    • Consequently, the upcoming wave of banking reforms should emphasise the necessity for increased individual deposit insurance and efficient orderly resolution mechanisms. This aims to reduce moral hazard and systemic risks, minimising the financial burden on the public treasury. 
  • ESG Integration:  
  • Enhancing Banking Institutions:  
    • To address vulnerabilities, the government should refine regulatory measures, enabling banks to develop diversified loan portfolios, instituting regulators for specific sectors, and granting increased authority to handle deliberate defaults effectively. 
  • Facilitating Corporate Bond Market Growth: 
    • In order to establish a responsive banking system in a dynamic real economy, there is a requirement to promote the growth of the corporate bond market, thereby transitioning away from a bank-centric economic model. 
  • Enhancing Risk Management Models: 
    • Develop and implement internal risk models tailored to individual States, similar to the Bank Exposure Risk Index, to assess potential risks associated with lending to State government entities and infrastructure projects. 
  • Addressing Changes in Liabilities: 
    • Recognize the changing nature of liabilities influenced by digitisation and evolving consumption trends. Develop strategies to adapt to shifts in retail deposits, especially in Tier 1 and 2 centres. 

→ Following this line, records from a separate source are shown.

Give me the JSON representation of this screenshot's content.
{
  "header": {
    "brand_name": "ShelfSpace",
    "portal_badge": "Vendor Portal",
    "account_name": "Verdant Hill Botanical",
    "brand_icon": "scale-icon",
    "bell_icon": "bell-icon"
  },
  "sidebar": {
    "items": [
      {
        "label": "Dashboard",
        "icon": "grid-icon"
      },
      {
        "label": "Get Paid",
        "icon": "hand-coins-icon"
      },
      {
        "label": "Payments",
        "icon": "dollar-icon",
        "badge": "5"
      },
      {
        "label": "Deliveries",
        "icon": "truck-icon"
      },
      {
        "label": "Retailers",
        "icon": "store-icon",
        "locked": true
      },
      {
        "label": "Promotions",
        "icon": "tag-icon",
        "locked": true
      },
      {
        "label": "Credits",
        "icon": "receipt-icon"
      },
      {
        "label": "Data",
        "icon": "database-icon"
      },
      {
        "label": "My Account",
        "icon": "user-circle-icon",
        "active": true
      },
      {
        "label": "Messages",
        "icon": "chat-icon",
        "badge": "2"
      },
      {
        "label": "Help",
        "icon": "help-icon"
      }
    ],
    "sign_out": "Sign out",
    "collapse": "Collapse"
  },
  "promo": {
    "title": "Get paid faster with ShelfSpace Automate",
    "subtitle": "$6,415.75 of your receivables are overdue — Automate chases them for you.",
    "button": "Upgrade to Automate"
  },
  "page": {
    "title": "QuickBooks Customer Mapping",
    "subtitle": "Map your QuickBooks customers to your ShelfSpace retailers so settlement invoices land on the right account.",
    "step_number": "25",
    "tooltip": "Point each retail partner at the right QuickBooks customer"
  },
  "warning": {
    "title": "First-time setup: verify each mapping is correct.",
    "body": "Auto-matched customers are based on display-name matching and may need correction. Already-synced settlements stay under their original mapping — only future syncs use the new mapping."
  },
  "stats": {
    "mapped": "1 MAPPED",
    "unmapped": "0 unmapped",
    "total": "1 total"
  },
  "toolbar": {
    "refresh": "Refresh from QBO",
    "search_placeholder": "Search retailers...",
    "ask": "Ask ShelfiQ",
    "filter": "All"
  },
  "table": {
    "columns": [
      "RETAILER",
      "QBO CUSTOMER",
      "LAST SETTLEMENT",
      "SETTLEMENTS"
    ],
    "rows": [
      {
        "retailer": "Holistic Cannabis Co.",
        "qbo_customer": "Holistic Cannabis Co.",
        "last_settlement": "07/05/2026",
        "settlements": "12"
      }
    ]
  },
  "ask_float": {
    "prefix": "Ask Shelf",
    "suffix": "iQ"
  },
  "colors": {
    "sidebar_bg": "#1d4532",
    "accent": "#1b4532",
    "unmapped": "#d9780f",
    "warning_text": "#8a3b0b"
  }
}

While celebrating the current success of the banking sector, it is crucial to adopt a proactive and vigilant stance to navigate the complexities and uncertainties of the times we live in. 

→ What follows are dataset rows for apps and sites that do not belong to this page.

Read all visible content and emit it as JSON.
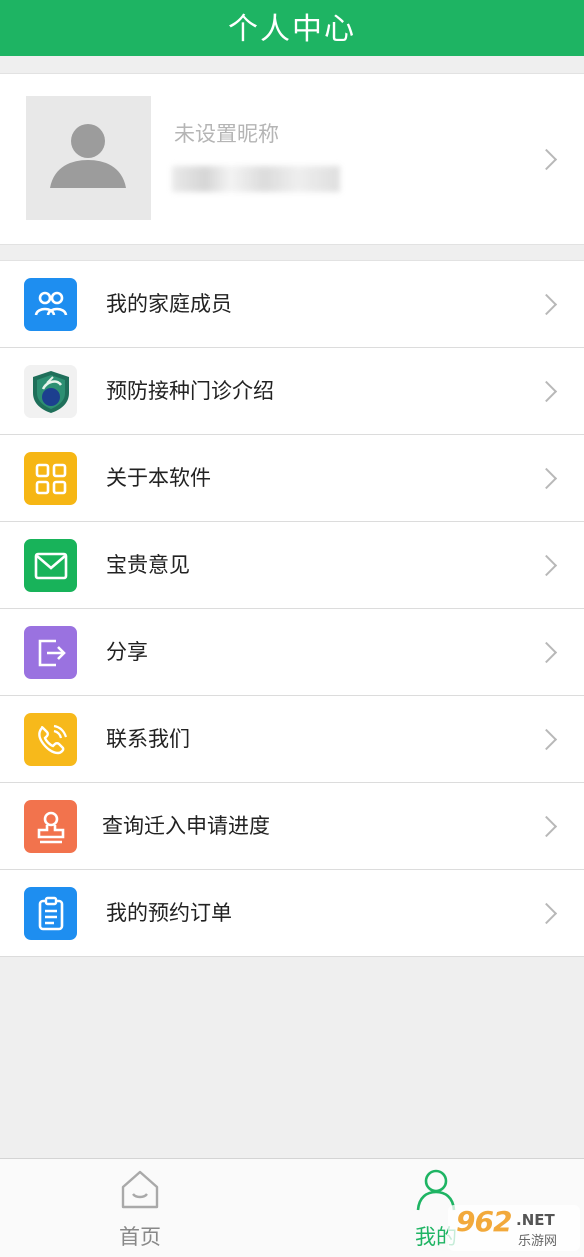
{
  "header": {
    "title": "个人中心"
  },
  "profile": {
    "nickname": "未设置昵称"
  },
  "menu": {
    "items": [
      {
        "label": "我的家庭成员",
        "icon": "family-members-icon",
        "color": "#1e8ef0"
      },
      {
        "label": "预防接种门诊介绍",
        "icon": "cdc-logo-icon",
        "color": "#f1f1f1"
      },
      {
        "label": "关于本软件",
        "icon": "grid-icon",
        "color": "#f6b614"
      },
      {
        "label": "宝贵意见",
        "icon": "mail-icon",
        "color": "#18b35a"
      },
      {
        "label": "分享",
        "icon": "share-icon",
        "color": "#9a72e0"
      },
      {
        "label": "联系我们",
        "icon": "phone-icon",
        "color": "#f7b91b"
      },
      {
        "label": "查询迁入申请进度",
        "icon": "stamp-icon",
        "color": "#f2734d"
      },
      {
        "label": "我的预约订单",
        "icon": "order-list-icon",
        "color": "#1e8ef0"
      }
    ]
  },
  "tabbar": {
    "tabs": [
      {
        "label": "首页",
        "icon": "home-icon",
        "active": false
      },
      {
        "label": "我的",
        "icon": "profile-icon",
        "active": true
      }
    ]
  },
  "watermark": {
    "num": "962",
    "net": ".NET",
    "cn": "乐游网"
  },
  "colors": {
    "brand": "#1eb463",
    "active_tab": "#1eb463",
    "inactive_tab": "#9a9a9a"
  }
}
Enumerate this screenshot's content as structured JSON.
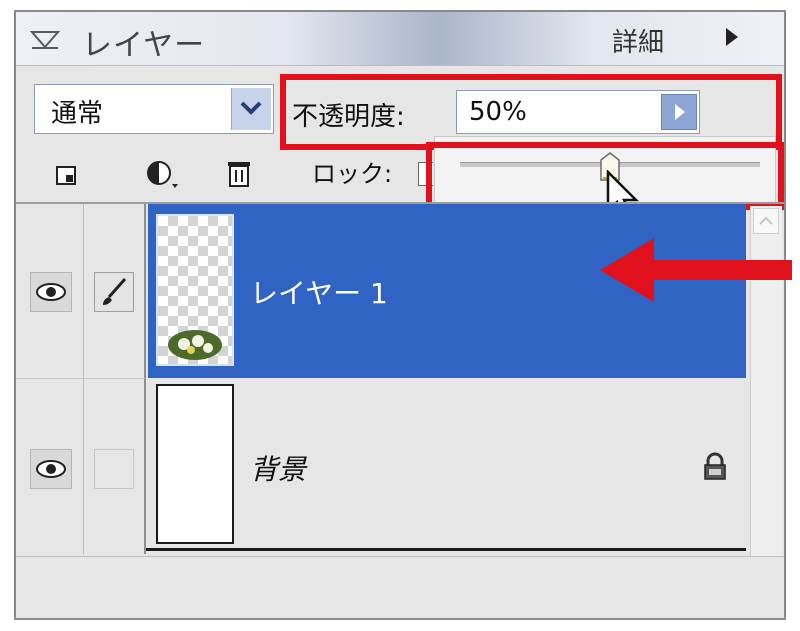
{
  "panel": {
    "title": "レイヤー",
    "details_label": "詳細"
  },
  "options": {
    "blend_mode": "通常",
    "opacity_label": "不透明度:",
    "opacity_value": "50%",
    "opacity_slider_fraction": 0.5,
    "lock_label": "ロック:"
  },
  "layers": [
    {
      "name": "レイヤー 1",
      "selected": true
    },
    {
      "name": "背景",
      "selected": false,
      "locked": true
    }
  ],
  "icons": [
    "collapse-triangle-icon",
    "menu-arrow-icon",
    "new-layer-icon",
    "adjustment-layer-icon",
    "trash-icon",
    "eye-icon",
    "brush-icon",
    "lock-icon"
  ],
  "colors": {
    "selection": "#2f64c4",
    "highlight": "#e0101c"
  }
}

Drishti Mains Question

Q. Despite the robust performance of the Indian Banking sector in the recent past, certain risk factors pose potential challenges. Elaborate and give suitable measures. (250 words) 

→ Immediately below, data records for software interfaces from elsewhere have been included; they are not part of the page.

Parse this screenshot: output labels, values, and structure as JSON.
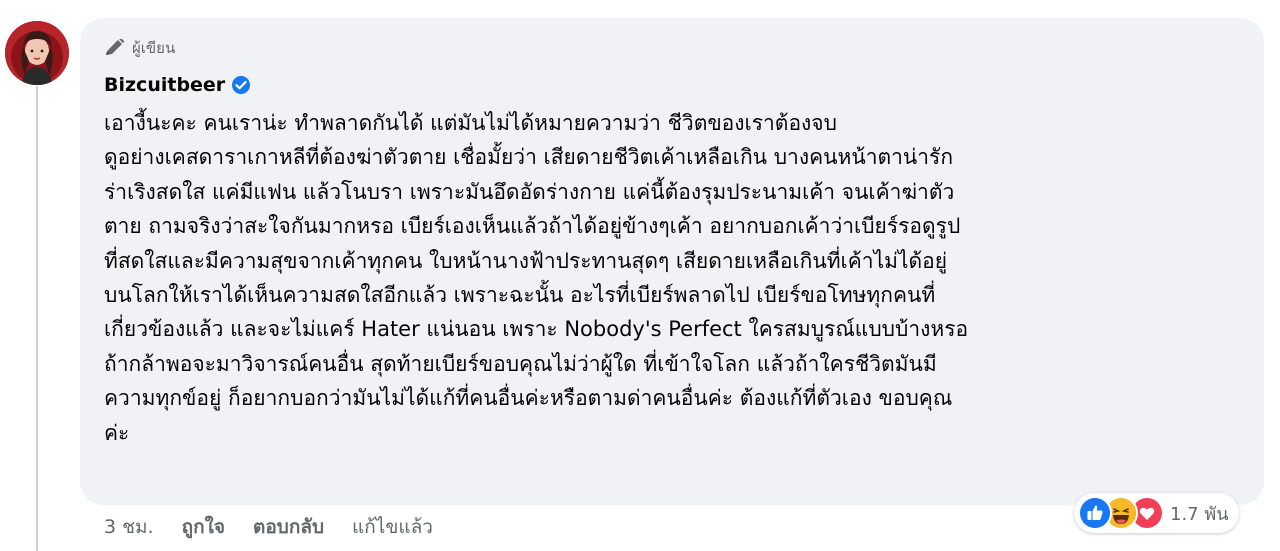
{
  "author_badge": {
    "label": "ผู้เขียน",
    "icon": "pencil-icon"
  },
  "comment": {
    "author_name": "Bizcuitbeer",
    "verified_icon": "verified-badge-icon",
    "lines": [
      "เอางี้นะคะ คนเราน่ะ ทำพลาดกันได้ แต่มันไม่ได้หมายความว่า ชีวิตของเราต้องจบ",
      "ดูอย่างเคสดาราเกาหลีที่ต้องฆ่าตัวตาย เชื่อมั้ยว่า เสียดายชีวิตเค้าเหลือเกิน บางคนหน้าตาน่ารัก",
      "ร่าเริงสดใส แค่มีแฟน แล้วโนบรา เพราะมันอึดอัดร่างกาย แค่นี้ต้องรุมประนามเค้า จนเค้าฆ่าตัว",
      "ตาย ถามจริงว่าสะใจกันมากหรอ เบียร์เองเห็นแล้วถ้าได้อยู่ข้างๆเค้า อยากบอกเค้าว่าเบียร์รอดูรูป",
      "ที่สดใสและมีความสุขจากเค้าทุกคน ใบหน้านางฟ้าประทานสุดๆ เสียดายเหลือเกินที่เค้าไม่ได้อยู่",
      "บนโลกให้เราได้เห็นความสดใสอีกแล้ว เพราะฉะนั้น อะไรที่เบียร์พลาดไป เบียร์ขอโทษทุกคนที่",
      "เกี่ยวข้องแล้ว และจะไม่แคร์ Hater แน่นอน เพราะ Nobody's Perfect ใครสมบูรณ์แบบบ้างหรอ",
      "ถ้ากล้าพอจะมาวิจารณ์คนอื่น สุดท้ายเบียร์ขอบคุณไม่ว่าผู้ใด ที่เข้าใจโลก แล้วถ้าใครชีวิตมันมี",
      "ความทุกข์อยู่ ก็อยากบอกว่ามันไม่ได้แก้ที่คนอื่นค่ะหรือตามด่าคนอื่นค่ะ ต้องแก้ที่ตัวเอง ขอบคุณ",
      "ค่ะ"
    ]
  },
  "reactions": {
    "icons": [
      "like-icon",
      "haha-icon",
      "love-icon"
    ],
    "count": "1.7 พัน"
  },
  "actions": {
    "time": "3 ชม.",
    "like": "ถูกใจ",
    "reply": "ตอบกลับ",
    "edited": "แก้ไขแล้ว"
  },
  "colors": {
    "bubble_bg": "#f0f2f5",
    "verified_blue": "#1877f2",
    "secondary_text": "#65676b",
    "love_red": "#f33e58",
    "haha_yellow": "#f7b928"
  }
}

UPSC Civil Services Examination, Previous Year Question (PYQ) 


Q1. With reference to the Banks Board Bureau (BBB), which of the following statements are correct? (2022) 

  1. The Governor of RBI is the Chairman of BBB. 
  2. BBB recommends for the selection of heads for Public Sector Banks. 
  3. BBB helps the Public Sector Banks in developing strategies and capital raising plans.  

Select the correct answer using the code given below: 

(a) 1 and 2 only   
(b) 2 and 3 only 
(c) 1 and 3 only   
(d) 1, 2 and 3 

Ans: B 

Q2. Consider the following events: (2018) 

  1. The first democratically elected communist party government formed in a State in India. 
  2. India’s then largest bank, ‘Imperial Bank of India’, was renamed ‘State Bank of India’. 
  3. Air India was nationalised and became the national carrier. 
  4. Goa became a part of independent India. 

Which of the following is the correct chronological sequence of the above events? 

(a) 4 – 1 – 2 – 3   
(b) 3 – 2 – 1 – 4 
(c) 4 – 2 – 1 – 3   
(d) 3 – 1 – 2 – 4 

Ans: B 


Q. Pradhan Mantri Jan Dhan Yojana (PMJDY) is necessary for bringing unbanked to the institutional finance fold. Do you agree with this for the financial inclusion of the poorer section of the Indian society? Give arguments to justify your opinion. (2016)